*Records for the exercise*:
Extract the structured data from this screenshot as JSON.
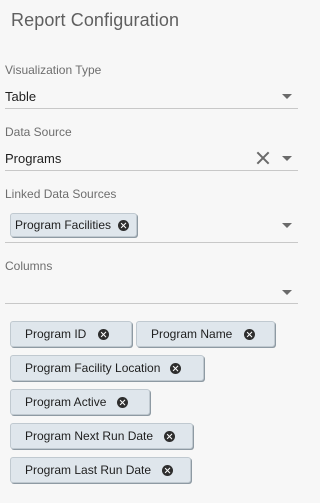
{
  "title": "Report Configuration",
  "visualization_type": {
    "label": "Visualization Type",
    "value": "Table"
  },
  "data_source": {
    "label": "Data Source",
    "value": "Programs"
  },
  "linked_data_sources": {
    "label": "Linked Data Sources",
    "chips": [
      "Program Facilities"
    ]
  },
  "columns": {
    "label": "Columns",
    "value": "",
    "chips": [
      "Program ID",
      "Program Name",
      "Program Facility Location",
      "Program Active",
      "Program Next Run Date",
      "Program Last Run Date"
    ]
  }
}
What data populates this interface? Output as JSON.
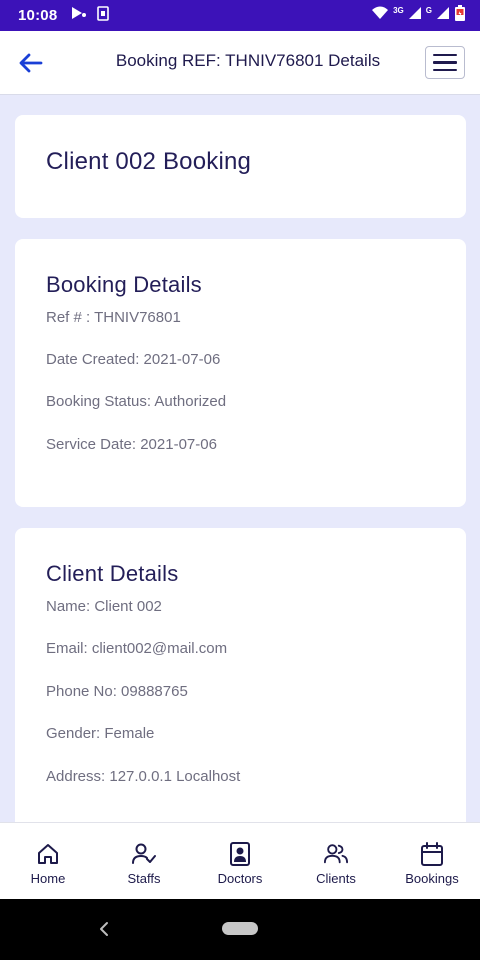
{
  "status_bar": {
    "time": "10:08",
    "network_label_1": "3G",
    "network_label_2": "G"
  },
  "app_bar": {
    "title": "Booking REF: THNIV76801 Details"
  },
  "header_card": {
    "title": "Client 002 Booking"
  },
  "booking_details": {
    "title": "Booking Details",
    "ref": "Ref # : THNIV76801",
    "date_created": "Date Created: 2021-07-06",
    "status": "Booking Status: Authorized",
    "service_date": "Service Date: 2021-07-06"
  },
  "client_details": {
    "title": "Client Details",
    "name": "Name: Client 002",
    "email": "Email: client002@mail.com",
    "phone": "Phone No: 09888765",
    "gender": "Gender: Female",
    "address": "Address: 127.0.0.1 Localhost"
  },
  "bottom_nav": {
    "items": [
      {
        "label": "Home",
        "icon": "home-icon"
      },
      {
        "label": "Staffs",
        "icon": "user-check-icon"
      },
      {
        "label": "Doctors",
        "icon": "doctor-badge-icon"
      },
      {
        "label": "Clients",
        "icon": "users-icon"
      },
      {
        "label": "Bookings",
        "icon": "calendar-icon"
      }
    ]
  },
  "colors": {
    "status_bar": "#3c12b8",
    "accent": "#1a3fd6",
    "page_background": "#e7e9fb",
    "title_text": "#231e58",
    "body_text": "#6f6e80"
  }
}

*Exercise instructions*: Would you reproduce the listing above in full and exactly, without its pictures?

*Completed exercise*:
Extract the structured data from this screenshot as JSON.
{
  "title": "Report Configuration",
  "visualization_type": {
    "label": "Visualization Type",
    "value": "Table"
  },
  "data_source": {
    "label": "Data Source",
    "value": "Programs"
  },
  "linked_data_sources": {
    "label": "Linked Data Sources",
    "chips": [
      "Program Facilities"
    ]
  },
  "columns": {
    "label": "Columns",
    "value": "",
    "chips": [
      "Program ID",
      "Program Name",
      "Program Facility Location",
      "Program Active",
      "Program Next Run Date",
      "Program Last Run Date"
    ]
  }
}
What data populates this interface? Output as JSON.
{
  "status_bar": {
    "time": "10:08",
    "network_label_1": "3G",
    "network_label_2": "G"
  },
  "app_bar": {
    "title": "Booking REF: THNIV76801 Details"
  },
  "header_card": {
    "title": "Client 002 Booking"
  },
  "booking_details": {
    "title": "Booking Details",
    "ref": "Ref # : THNIV76801",
    "date_created": "Date Created: 2021-07-06",
    "status": "Booking Status: Authorized",
    "service_date": "Service Date: 2021-07-06"
  },
  "client_details": {
    "title": "Client Details",
    "name": "Name: Client 002",
    "email": "Email: client002@mail.com",
    "phone": "Phone No: 09888765",
    "gender": "Gender: Female",
    "address": "Address: 127.0.0.1 Localhost"
  },
  "bottom_nav": {
    "items": [
      {
        "label": "Home",
        "icon": "home-icon"
      },
      {
        "label": "Staffs",
        "icon": "user-check-icon"
      },
      {
        "label": "Doctors",
        "icon": "doctor-badge-icon"
      },
      {
        "label": "Clients",
        "icon": "users-icon"
      },
      {
        "label": "Bookings",
        "icon": "calendar-icon"
      }
    ]
  },
  "colors": {
    "status_bar": "#3c12b8",
    "accent": "#1a3fd6",
    "page_background": "#e7e9fb",
    "title_text": "#231e58",
    "body_text": "#6f6e80"
  }
}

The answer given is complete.